● **Work order**
All of the data that follows should be output again without any alteration.

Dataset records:

Segment Open

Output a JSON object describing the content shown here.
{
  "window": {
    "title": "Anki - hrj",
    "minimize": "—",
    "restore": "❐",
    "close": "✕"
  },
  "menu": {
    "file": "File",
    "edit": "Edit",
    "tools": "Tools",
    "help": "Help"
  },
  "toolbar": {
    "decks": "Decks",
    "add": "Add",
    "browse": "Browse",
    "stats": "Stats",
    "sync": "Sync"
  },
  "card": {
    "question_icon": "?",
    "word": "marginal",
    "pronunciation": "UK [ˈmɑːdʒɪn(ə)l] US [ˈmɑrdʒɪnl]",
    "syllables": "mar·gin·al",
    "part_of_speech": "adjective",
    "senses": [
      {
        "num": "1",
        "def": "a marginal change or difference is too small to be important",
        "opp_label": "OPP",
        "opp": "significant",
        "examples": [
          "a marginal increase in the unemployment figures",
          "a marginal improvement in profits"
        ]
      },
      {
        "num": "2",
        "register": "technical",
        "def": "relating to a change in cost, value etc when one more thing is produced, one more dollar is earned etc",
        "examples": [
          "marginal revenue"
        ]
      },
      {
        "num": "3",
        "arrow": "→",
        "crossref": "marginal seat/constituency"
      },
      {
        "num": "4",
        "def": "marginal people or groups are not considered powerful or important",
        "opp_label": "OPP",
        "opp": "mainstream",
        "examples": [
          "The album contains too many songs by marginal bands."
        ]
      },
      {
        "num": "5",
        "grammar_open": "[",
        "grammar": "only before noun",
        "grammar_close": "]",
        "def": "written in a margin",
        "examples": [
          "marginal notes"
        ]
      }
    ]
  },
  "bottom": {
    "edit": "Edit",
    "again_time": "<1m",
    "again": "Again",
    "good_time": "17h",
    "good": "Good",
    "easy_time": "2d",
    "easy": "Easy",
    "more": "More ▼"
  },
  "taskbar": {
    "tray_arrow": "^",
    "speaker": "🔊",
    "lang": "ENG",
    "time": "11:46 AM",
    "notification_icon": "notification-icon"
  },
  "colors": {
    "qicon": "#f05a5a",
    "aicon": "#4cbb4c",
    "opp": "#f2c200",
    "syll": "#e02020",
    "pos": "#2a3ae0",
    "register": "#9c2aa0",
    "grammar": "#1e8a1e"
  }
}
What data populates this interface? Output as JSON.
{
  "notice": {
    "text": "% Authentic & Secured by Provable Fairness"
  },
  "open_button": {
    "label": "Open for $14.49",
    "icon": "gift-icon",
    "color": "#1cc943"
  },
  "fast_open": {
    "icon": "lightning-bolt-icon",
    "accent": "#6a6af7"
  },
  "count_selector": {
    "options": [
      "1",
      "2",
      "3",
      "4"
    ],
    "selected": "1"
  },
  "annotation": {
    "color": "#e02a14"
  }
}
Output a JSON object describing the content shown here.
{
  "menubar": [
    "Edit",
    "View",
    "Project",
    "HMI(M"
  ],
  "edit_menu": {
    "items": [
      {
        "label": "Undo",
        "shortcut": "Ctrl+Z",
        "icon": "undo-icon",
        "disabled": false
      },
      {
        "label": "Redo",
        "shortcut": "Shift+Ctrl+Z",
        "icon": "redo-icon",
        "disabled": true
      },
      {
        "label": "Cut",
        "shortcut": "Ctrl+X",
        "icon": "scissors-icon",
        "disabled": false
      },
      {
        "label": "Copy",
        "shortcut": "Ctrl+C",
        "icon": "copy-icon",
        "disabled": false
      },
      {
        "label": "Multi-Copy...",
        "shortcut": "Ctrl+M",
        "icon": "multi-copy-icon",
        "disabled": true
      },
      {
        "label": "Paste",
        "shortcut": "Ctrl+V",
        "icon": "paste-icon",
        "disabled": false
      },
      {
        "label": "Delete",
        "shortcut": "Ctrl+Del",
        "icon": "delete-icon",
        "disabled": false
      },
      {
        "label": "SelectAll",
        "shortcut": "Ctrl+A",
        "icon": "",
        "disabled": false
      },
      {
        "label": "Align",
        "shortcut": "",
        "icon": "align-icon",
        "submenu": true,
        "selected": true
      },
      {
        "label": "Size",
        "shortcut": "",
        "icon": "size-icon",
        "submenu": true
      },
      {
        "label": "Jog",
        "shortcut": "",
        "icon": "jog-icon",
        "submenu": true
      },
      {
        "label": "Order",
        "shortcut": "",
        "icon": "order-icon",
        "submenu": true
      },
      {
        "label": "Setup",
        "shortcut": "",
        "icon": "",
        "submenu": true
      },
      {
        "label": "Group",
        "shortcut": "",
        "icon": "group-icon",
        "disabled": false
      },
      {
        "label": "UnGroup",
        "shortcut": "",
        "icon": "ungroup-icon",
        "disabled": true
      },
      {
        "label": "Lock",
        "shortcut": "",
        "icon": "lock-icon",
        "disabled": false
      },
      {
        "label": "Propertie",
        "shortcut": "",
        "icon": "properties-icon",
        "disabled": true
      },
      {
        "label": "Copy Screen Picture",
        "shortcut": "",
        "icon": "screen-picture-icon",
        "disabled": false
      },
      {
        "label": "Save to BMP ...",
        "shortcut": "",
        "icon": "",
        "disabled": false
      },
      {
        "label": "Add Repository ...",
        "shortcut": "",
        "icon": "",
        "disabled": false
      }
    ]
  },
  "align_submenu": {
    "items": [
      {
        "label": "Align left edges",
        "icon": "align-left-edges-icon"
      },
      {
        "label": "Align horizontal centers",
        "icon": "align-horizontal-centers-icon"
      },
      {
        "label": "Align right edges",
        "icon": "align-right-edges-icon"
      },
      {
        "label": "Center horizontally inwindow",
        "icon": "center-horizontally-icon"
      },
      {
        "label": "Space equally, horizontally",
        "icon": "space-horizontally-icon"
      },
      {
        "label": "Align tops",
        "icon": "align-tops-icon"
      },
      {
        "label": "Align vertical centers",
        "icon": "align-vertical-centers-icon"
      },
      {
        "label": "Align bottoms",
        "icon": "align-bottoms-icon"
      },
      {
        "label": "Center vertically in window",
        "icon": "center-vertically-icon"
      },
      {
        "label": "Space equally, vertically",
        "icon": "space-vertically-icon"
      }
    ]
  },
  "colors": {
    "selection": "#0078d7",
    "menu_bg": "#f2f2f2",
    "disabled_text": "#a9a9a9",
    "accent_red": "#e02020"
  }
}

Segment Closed

● **Expected answer**
Output a JSON object describing the content shown here.
{
  "window": {
    "title": "Anki - hrj",
    "minimize": "—",
    "restore": "❐",
    "close": "✕"
  },
  "menu": {
    "file": "File",
    "edit": "Edit",
    "tools": "Tools",
    "help": "Help"
  },
  "toolbar": {
    "decks": "Decks",
    "add": "Add",
    "browse": "Browse",
    "stats": "Stats",
    "sync": "Sync"
  },
  "card": {
    "question_icon": "?",
    "word": "marginal",
    "pronunciation": "UK [ˈmɑːdʒɪn(ə)l] US [ˈmɑrdʒɪnl]",
    "syllables": "mar·gin·al",
    "part_of_speech": "adjective",
    "senses": [
      {
        "num": "1",
        "def": "a marginal change or difference is too small to be important",
        "opp_label": "OPP",
        "opp": "significant",
        "examples": [
          "a marginal increase in the unemployment figures",
          "a marginal improvement in profits"
        ]
      },
      {
        "num": "2",
        "register": "technical",
        "def": "relating to a change in cost, value etc when one more thing is produced, one more dollar is earned etc",
        "examples": [
          "marginal revenue"
        ]
      },
      {
        "num": "3",
        "arrow": "→",
        "crossref": "marginal seat/constituency"
      },
      {
        "num": "4",
        "def": "marginal people or groups are not considered powerful or important",
        "opp_label": "OPP",
        "opp": "mainstream",
        "examples": [
          "The album contains too many songs by marginal bands."
        ]
      },
      {
        "num": "5",
        "grammar_open": "[",
        "grammar": "only before noun",
        "grammar_close": "]",
        "def": "written in a margin",
        "examples": [
          "marginal notes"
        ]
      }
    ]
  },
  "bottom": {
    "edit": "Edit",
    "again_time": "<1m",
    "again": "Again",
    "good_time": "17h",
    "good": "Good",
    "easy_time": "2d",
    "easy": "Easy",
    "more": "More ▼"
  },
  "taskbar": {
    "tray_arrow": "^",
    "speaker": "🔊",
    "lang": "ENG",
    "time": "11:46 AM",
    "notification_icon": "notification-icon"
  },
  "colors": {
    "qicon": "#f05a5a",
    "aicon": "#4cbb4c",
    "opp": "#f2c200",
    "syll": "#e02020",
    "pos": "#2a3ae0",
    "register": "#9c2aa0",
    "grammar": "#1e8a1e"
  }
}
What data populates this interface? Output as JSON.
{
  "notice": {
    "text": "% Authentic & Secured by Provable Fairness"
  },
  "open_button": {
    "label": "Open for $14.49",
    "icon": "gift-icon",
    "color": "#1cc943"
  },
  "fast_open": {
    "icon": "lightning-bolt-icon",
    "accent": "#6a6af7"
  },
  "count_selector": {
    "options": [
      "1",
      "2",
      "3",
      "4"
    ],
    "selected": "1"
  },
  "annotation": {
    "color": "#e02a14"
  }
}
Output a JSON object describing the content shown here.
{
  "menubar": [
    "Edit",
    "View",
    "Project",
    "HMI(M"
  ],
  "edit_menu": {
    "items": [
      {
        "label": "Undo",
        "shortcut": "Ctrl+Z",
        "icon": "undo-icon",
        "disabled": false
      },
      {
        "label": "Redo",
        "shortcut": "Shift+Ctrl+Z",
        "icon": "redo-icon",
        "disabled": true
      },
      {
        "label": "Cut",
        "shortcut": "Ctrl+X",
        "icon": "scissors-icon",
        "disabled": false
      },
      {
        "label": "Copy",
        "shortcut": "Ctrl+C",
        "icon": "copy-icon",
        "disabled": false
      },
      {
        "label": "Multi-Copy...",
        "shortcut": "Ctrl+M",
        "icon": "multi-copy-icon",
        "disabled": true
      },
      {
        "label": "Paste",
        "shortcut": "Ctrl+V",
        "icon": "paste-icon",
        "disabled": false
      },
      {
        "label": "Delete",
        "shortcut": "Ctrl+Del",
        "icon": "delete-icon",
        "disabled": false
      },
      {
        "label": "SelectAll",
        "shortcut": "Ctrl+A",
        "icon": "",
        "disabled": false
      },
      {
        "label": "Align",
        "shortcut": "",
        "icon": "align-icon",
        "submenu": true,
        "selected": true
      },
      {
        "label": "Size",
        "shortcut": "",
        "icon": "size-icon",
        "submenu": true
      },
      {
        "label": "Jog",
        "shortcut": "",
        "icon": "jog-icon",
        "submenu": true
      },
      {
        "label": "Order",
        "shortcut": "",
        "icon": "order-icon",
        "submenu": true
      },
      {
        "label": "Setup",
        "shortcut": "",
        "icon": "",
        "submenu": true
      },
      {
        "label": "Group",
        "shortcut": "",
        "icon": "group-icon",
        "disabled": false
      },
      {
        "label": "UnGroup",
        "shortcut": "",
        "icon": "ungroup-icon",
        "disabled": true
      },
      {
        "label": "Lock",
        "shortcut": "",
        "icon": "lock-icon",
        "disabled": false
      },
      {
        "label": "Propertie",
        "shortcut": "",
        "icon": "properties-icon",
        "disabled": true
      },
      {
        "label": "Copy Screen Picture",
        "shortcut": "",
        "icon": "screen-picture-icon",
        "disabled": false
      },
      {
        "label": "Save to BMP ...",
        "shortcut": "",
        "icon": "",
        "disabled": false
      },
      {
        "label": "Add Repository ...",
        "shortcut": "",
        "icon": "",
        "disabled": false
      }
    ]
  },
  "align_submenu": {
    "items": [
      {
        "label": "Align left edges",
        "icon": "align-left-edges-icon"
      },
      {
        "label": "Align horizontal centers",
        "icon": "align-horizontal-centers-icon"
      },
      {
        "label": "Align right edges",
        "icon": "align-right-edges-icon"
      },
      {
        "label": "Center horizontally inwindow",
        "icon": "center-horizontally-icon"
      },
      {
        "label": "Space equally, horizontally",
        "icon": "space-horizontally-icon"
      },
      {
        "label": "Align tops",
        "icon": "align-tops-icon"
      },
      {
        "label": "Align vertical centers",
        "icon": "align-vertical-centers-icon"
      },
      {
        "label": "Align bottoms",
        "icon": "align-bottoms-icon"
      },
      {
        "label": "Center vertically in window",
        "icon": "center-vertically-icon"
      },
      {
        "label": "Space equally, vertically",
        "icon": "space-vertically-icon"
      }
    ]
  },
  "colors": {
    "selection": "#0078d7",
    "menu_bg": "#f2f2f2",
    "disabled_text": "#a9a9a9",
    "accent_red": "#e02020"
  }
}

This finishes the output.